What needs to be done:
For each line of the listing below that contains the string "weather", copy the line.
── Available data ──
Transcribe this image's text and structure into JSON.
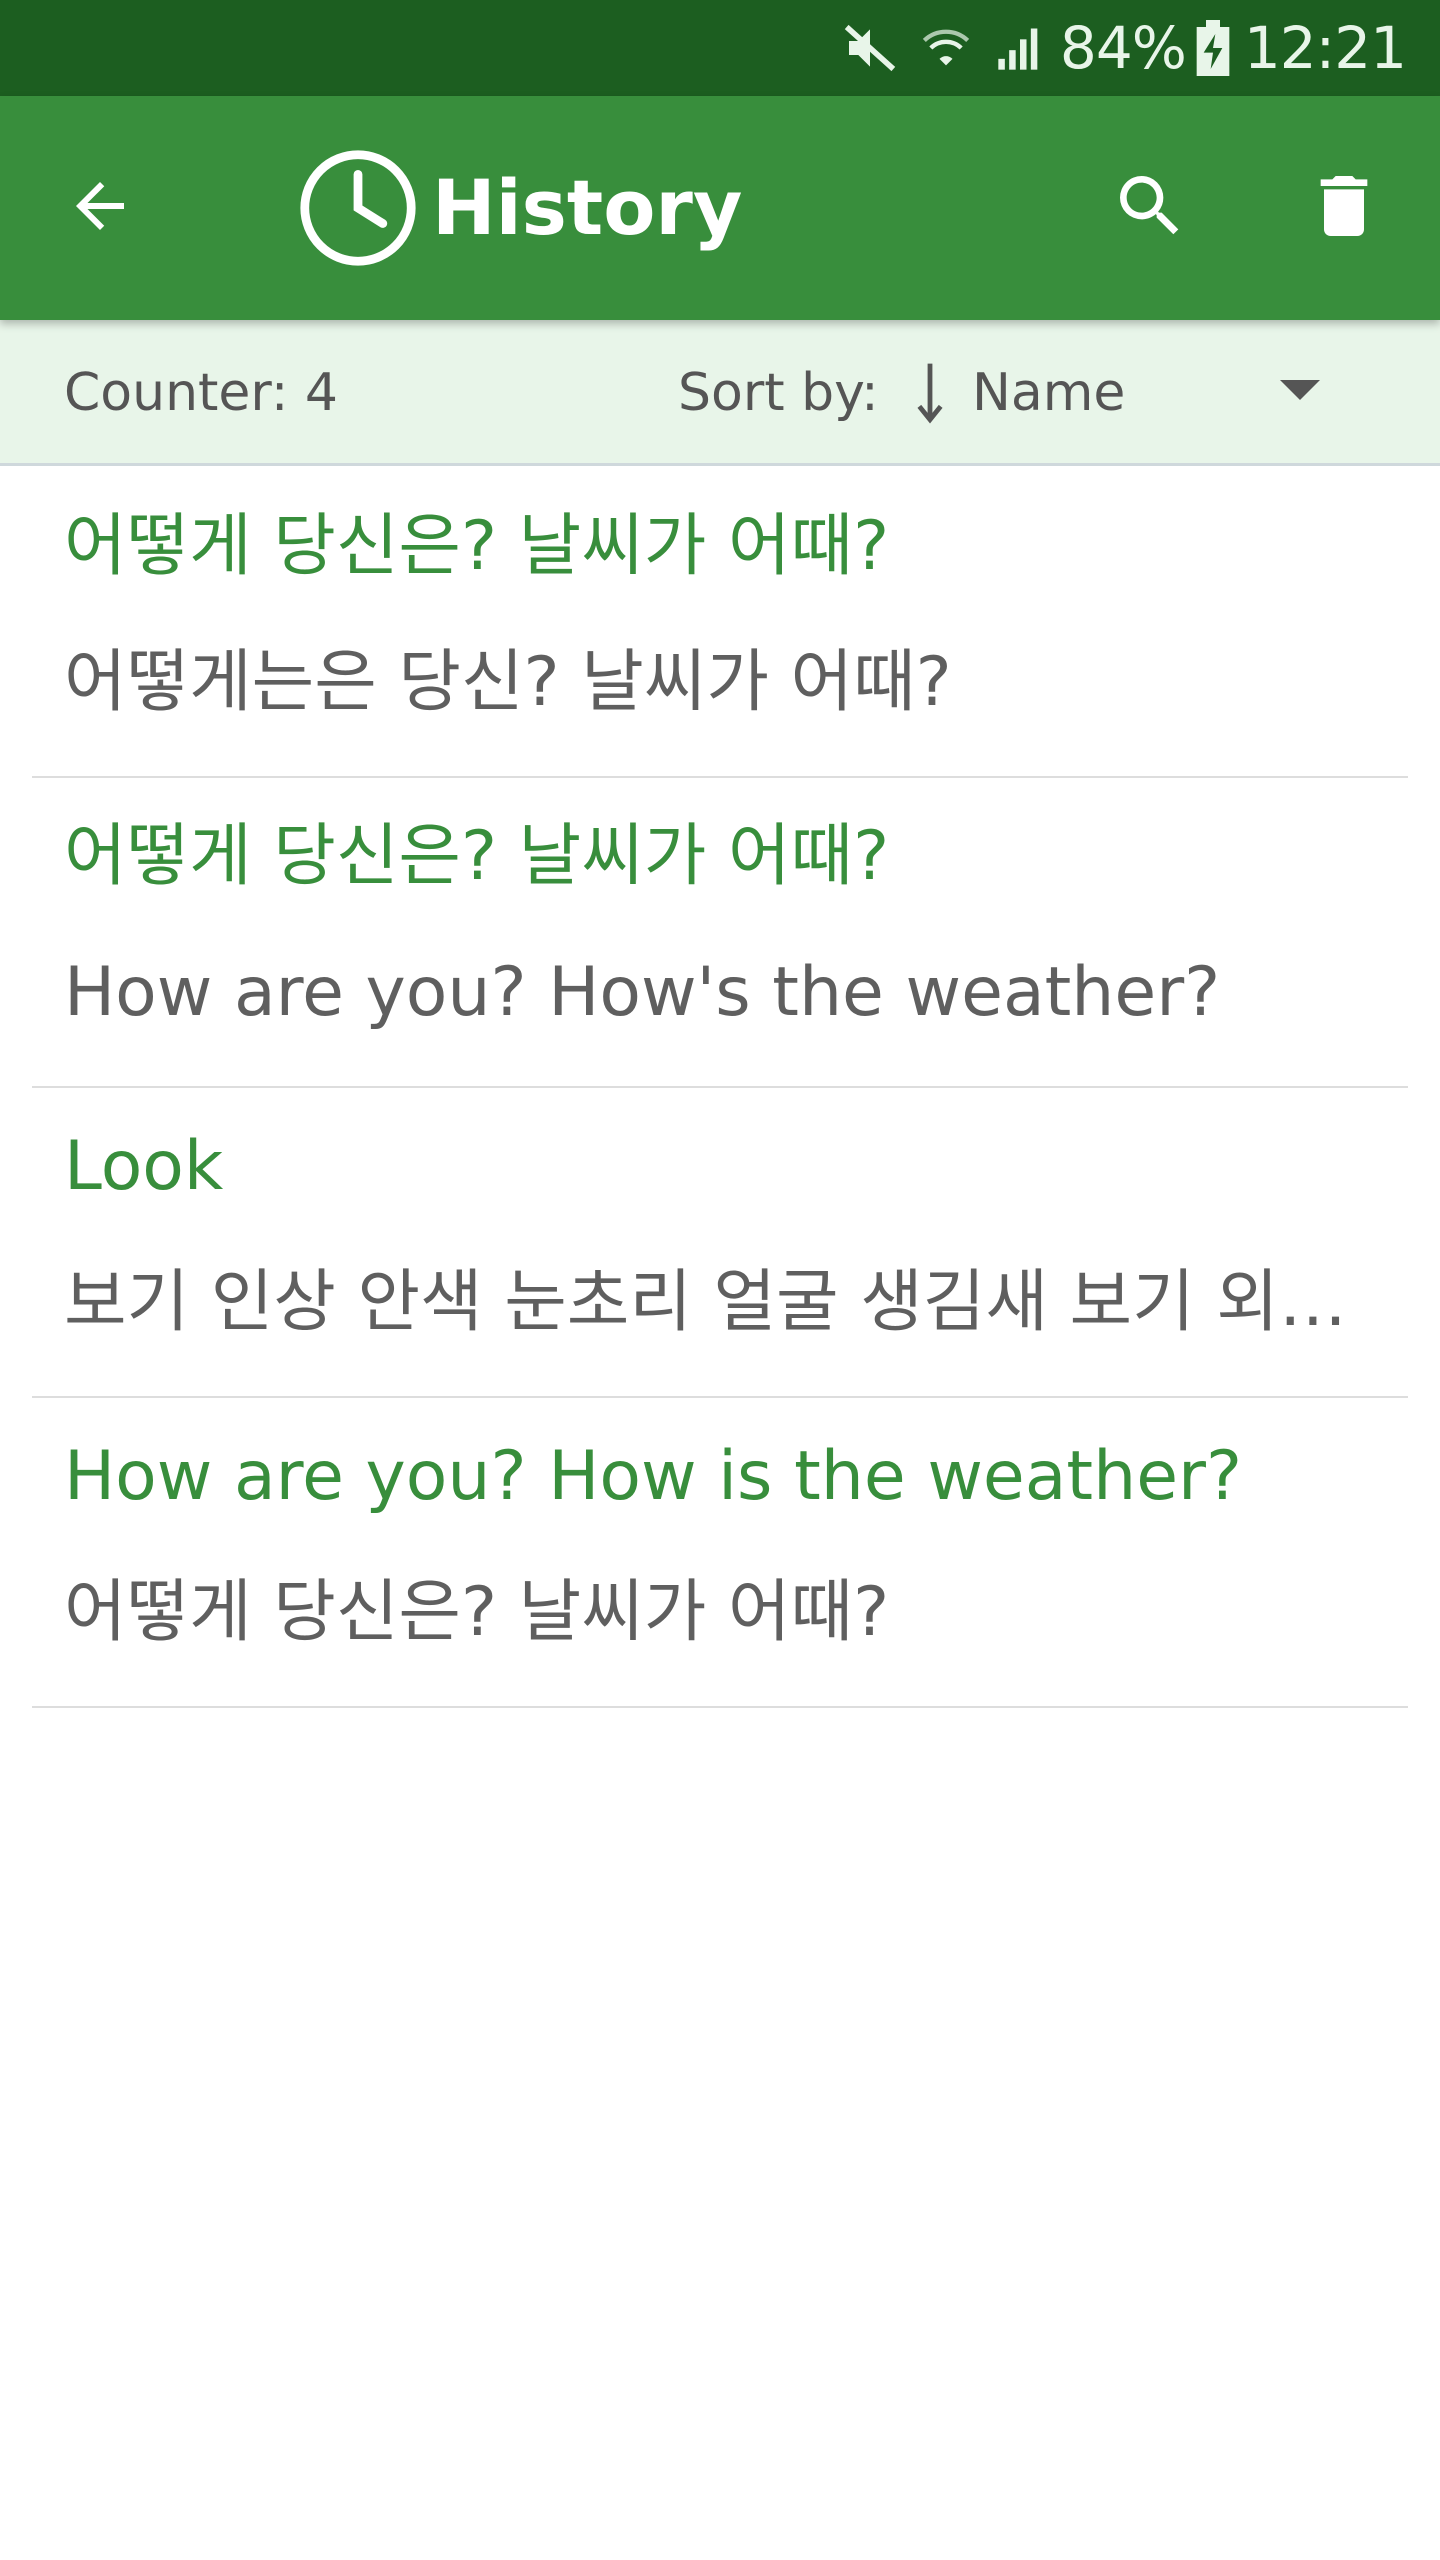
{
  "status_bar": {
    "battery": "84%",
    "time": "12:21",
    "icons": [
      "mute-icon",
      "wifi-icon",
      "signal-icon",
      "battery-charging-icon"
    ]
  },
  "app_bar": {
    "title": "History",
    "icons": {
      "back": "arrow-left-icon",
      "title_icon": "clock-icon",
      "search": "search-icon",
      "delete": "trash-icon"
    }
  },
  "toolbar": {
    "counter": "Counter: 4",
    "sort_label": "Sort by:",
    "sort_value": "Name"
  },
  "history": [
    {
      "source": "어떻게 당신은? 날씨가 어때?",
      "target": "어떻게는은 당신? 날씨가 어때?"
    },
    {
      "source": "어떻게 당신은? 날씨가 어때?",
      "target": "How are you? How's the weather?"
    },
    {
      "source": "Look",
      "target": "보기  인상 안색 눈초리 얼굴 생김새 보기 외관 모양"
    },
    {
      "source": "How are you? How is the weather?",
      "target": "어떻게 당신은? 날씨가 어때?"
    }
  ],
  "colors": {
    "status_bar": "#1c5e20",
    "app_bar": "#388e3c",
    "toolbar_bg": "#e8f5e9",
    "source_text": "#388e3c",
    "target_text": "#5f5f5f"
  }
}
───
Solution to this exercise:
      "target": "How are you? How's the weather?"
      "source": "How are you? How is the weather?",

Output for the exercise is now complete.